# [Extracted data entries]
^^^^^^^^^^^^^^^^

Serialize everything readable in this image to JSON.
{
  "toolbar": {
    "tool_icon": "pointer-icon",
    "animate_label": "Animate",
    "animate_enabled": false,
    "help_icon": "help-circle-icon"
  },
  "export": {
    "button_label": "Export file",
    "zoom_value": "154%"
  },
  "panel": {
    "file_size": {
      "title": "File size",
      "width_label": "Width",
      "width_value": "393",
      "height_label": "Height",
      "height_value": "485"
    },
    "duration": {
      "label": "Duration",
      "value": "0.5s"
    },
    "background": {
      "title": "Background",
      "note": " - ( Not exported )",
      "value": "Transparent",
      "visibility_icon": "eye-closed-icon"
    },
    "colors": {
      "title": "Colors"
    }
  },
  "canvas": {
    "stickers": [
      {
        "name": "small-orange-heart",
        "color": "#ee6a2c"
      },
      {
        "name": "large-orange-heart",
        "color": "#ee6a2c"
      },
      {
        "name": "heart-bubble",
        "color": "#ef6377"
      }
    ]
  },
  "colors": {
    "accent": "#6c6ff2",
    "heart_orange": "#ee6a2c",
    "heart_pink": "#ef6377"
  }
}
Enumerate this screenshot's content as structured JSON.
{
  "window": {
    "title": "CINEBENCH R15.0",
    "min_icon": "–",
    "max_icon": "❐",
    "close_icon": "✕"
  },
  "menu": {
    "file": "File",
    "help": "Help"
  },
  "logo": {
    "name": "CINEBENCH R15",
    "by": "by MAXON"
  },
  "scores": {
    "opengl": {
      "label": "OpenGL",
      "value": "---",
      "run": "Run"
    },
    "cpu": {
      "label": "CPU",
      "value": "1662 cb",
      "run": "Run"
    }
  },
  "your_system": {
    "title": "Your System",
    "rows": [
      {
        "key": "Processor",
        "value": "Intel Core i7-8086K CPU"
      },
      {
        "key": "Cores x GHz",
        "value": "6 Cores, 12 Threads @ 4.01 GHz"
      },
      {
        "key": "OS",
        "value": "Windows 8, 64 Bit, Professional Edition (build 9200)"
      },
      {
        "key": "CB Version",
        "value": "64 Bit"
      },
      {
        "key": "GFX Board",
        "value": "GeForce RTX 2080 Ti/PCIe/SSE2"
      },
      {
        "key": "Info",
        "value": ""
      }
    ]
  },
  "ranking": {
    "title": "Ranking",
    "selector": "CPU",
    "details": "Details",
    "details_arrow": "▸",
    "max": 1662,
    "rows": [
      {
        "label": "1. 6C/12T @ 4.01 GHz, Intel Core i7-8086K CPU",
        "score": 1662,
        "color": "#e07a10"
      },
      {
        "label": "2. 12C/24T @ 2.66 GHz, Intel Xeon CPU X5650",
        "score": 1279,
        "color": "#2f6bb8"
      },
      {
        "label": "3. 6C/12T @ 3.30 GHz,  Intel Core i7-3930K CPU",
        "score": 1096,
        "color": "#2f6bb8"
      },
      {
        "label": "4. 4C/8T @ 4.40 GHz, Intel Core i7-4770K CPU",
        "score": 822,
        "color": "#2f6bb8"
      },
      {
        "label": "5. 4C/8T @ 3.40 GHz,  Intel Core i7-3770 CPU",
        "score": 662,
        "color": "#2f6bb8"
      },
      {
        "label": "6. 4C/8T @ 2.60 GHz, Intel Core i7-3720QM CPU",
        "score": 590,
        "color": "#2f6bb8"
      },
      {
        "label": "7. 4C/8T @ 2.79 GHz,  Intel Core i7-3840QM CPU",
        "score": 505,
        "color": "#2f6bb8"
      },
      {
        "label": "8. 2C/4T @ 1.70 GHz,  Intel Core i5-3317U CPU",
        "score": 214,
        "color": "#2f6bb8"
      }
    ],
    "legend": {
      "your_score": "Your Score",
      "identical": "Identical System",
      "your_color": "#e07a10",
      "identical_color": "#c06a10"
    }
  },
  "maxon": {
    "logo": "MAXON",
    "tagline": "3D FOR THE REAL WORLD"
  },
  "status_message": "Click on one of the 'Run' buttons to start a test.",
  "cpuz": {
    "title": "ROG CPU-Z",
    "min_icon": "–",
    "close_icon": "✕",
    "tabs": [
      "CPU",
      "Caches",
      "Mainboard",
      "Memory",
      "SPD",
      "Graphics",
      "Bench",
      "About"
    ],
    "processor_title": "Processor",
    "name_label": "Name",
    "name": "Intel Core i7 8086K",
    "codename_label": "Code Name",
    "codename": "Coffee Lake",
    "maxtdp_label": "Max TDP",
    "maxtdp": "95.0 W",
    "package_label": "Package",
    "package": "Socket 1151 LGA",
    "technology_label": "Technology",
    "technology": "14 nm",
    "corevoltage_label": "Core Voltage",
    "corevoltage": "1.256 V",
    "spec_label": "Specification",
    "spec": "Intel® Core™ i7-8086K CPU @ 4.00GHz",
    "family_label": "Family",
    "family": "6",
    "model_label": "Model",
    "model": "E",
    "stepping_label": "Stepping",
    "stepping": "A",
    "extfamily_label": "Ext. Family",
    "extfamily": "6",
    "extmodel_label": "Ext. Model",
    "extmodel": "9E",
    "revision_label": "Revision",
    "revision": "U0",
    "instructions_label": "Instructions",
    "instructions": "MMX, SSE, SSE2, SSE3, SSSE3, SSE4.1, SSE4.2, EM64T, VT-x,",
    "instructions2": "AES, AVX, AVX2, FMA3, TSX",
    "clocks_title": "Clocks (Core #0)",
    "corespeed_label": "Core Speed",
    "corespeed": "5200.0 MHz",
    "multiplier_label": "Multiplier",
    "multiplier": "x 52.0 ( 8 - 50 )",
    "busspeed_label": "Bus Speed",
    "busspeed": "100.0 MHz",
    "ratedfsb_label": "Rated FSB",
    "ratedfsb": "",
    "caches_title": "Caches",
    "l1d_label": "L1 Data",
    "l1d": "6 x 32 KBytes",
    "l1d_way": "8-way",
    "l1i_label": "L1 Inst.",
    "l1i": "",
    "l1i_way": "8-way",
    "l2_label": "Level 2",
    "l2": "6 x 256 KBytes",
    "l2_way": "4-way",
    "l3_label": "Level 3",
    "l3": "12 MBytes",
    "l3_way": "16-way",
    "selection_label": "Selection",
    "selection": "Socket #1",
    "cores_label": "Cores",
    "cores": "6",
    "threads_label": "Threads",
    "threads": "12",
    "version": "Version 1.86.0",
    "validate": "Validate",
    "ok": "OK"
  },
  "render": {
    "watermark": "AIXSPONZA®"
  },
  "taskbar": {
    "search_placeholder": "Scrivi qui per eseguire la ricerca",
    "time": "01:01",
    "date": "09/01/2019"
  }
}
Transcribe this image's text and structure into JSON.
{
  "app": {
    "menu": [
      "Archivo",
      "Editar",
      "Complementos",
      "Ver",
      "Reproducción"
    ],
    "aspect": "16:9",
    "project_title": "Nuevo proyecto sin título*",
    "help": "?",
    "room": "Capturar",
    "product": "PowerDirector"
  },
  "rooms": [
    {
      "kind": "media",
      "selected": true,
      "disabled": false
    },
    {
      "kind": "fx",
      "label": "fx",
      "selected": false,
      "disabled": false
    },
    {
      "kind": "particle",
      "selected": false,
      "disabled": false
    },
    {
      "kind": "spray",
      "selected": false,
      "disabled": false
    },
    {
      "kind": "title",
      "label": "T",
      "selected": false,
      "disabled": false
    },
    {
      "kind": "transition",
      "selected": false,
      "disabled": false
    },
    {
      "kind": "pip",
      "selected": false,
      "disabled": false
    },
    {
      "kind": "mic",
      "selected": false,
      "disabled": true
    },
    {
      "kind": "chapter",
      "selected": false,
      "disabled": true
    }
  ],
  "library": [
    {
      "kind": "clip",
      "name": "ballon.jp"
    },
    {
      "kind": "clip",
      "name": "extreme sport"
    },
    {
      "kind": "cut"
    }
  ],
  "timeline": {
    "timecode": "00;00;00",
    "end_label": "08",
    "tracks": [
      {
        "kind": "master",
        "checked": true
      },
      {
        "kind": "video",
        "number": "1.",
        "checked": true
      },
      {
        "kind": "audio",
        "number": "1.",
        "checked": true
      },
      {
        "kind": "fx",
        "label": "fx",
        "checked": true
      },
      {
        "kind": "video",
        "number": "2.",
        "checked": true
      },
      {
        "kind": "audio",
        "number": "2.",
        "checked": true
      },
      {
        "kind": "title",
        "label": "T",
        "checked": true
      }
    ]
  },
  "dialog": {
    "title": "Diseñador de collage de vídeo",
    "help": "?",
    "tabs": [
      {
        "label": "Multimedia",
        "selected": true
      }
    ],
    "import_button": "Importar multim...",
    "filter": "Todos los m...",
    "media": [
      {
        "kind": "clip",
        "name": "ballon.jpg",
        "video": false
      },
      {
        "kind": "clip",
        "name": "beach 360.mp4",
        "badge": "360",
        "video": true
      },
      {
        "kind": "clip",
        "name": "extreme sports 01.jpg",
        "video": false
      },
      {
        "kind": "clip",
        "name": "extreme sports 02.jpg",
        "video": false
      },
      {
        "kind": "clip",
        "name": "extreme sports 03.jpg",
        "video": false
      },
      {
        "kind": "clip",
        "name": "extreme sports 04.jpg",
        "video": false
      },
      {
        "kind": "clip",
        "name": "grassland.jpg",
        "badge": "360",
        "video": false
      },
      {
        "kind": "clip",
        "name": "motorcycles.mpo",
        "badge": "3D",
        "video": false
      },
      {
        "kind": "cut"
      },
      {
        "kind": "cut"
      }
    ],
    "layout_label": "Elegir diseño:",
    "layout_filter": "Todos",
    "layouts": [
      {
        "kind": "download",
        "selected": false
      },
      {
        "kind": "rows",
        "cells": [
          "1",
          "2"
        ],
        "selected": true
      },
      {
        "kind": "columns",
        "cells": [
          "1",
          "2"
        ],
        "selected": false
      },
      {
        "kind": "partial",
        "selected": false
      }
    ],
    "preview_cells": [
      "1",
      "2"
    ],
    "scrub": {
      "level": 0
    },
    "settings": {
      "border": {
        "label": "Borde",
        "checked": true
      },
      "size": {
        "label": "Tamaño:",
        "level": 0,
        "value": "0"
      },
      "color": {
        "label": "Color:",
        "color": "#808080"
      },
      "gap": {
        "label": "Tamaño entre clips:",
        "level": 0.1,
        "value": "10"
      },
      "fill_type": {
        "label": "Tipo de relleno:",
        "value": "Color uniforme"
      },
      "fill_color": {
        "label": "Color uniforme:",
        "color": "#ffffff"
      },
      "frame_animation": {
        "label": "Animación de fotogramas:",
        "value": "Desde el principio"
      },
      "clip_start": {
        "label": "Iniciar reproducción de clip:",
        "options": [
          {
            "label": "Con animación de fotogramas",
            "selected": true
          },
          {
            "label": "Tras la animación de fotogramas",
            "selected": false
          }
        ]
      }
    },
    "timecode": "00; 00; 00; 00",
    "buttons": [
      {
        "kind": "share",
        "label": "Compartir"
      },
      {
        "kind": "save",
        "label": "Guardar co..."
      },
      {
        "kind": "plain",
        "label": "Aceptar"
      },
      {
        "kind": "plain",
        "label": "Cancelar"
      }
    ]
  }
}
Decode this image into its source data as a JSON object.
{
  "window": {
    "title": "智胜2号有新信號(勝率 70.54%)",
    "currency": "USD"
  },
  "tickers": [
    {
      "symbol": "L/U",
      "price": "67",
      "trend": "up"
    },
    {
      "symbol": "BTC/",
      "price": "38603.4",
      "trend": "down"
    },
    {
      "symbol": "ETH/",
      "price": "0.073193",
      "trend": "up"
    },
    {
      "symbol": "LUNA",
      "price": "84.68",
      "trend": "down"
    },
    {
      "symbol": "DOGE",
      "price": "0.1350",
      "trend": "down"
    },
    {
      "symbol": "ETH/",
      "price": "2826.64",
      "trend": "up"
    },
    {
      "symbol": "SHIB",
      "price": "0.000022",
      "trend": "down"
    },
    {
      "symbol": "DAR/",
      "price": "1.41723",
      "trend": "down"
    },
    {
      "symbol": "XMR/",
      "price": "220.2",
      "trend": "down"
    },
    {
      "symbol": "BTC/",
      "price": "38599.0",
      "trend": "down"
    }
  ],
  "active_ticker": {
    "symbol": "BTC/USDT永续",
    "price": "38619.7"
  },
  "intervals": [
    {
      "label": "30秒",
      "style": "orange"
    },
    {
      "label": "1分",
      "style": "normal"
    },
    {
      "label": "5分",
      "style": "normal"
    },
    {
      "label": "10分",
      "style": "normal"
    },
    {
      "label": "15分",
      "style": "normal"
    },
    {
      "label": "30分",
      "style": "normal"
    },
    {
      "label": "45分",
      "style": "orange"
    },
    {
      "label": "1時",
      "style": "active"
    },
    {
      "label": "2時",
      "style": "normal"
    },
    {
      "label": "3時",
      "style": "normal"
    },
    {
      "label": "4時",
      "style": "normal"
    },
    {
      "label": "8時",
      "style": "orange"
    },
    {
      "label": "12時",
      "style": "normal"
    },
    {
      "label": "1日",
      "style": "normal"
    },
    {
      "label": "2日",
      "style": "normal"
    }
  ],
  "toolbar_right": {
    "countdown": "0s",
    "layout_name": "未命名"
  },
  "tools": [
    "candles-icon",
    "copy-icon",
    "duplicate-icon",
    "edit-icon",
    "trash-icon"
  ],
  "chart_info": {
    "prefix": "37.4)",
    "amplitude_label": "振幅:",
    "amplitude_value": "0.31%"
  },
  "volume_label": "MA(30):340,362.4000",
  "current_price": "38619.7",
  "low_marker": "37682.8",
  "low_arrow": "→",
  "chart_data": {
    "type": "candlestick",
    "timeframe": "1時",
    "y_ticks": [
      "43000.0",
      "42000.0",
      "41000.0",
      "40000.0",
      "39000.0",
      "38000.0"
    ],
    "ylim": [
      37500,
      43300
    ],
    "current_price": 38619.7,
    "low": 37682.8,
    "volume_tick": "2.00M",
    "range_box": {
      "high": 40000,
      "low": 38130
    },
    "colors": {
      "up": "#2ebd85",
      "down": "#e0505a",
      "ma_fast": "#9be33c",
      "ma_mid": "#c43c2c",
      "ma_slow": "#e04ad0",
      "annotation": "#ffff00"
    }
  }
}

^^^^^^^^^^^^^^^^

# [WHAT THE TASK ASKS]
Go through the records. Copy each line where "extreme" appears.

# [ANSWER BELOW]
      "name": "extreme sport"
        "name": "extreme sports 01.jpg",
        "name": "extreme sports 02.jpg",
        "name": "extreme sports 03.jpg",
        "name": "extreme sports 04.jpg",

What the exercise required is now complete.